(Data records for software interfaces)

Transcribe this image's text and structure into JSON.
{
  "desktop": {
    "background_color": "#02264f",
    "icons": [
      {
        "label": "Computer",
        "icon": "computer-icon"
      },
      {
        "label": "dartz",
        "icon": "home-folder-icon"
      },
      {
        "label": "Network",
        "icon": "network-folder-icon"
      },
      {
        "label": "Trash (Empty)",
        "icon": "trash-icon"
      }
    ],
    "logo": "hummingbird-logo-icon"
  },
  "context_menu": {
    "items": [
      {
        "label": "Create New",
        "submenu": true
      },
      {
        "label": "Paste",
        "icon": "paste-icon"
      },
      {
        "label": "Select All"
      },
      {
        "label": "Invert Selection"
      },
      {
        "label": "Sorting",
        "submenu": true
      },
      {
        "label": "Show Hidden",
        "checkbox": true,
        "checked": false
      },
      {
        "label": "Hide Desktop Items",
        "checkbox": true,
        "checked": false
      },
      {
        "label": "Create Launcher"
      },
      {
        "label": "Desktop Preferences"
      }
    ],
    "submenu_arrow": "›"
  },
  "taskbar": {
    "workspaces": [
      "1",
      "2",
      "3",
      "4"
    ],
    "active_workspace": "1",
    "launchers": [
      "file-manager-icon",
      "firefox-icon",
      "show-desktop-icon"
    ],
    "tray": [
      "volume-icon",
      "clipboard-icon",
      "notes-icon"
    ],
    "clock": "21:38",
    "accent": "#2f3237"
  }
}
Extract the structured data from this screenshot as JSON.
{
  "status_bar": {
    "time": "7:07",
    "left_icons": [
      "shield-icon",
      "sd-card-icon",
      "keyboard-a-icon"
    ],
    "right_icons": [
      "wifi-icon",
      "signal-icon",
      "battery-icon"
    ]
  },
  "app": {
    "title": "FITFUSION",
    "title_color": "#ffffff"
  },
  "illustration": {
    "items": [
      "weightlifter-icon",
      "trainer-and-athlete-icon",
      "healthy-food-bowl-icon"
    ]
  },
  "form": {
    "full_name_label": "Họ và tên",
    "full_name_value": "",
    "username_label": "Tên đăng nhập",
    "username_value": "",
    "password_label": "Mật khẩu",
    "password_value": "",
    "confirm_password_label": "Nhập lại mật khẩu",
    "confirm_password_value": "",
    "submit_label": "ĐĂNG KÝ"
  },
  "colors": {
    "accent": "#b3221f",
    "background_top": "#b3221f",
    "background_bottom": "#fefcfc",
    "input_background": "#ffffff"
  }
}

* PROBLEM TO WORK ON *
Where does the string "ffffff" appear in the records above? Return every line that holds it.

* SOLUTION TO THE PROBLEM *
    "title_color": "#ffffff"
    "input_background": "#ffffff"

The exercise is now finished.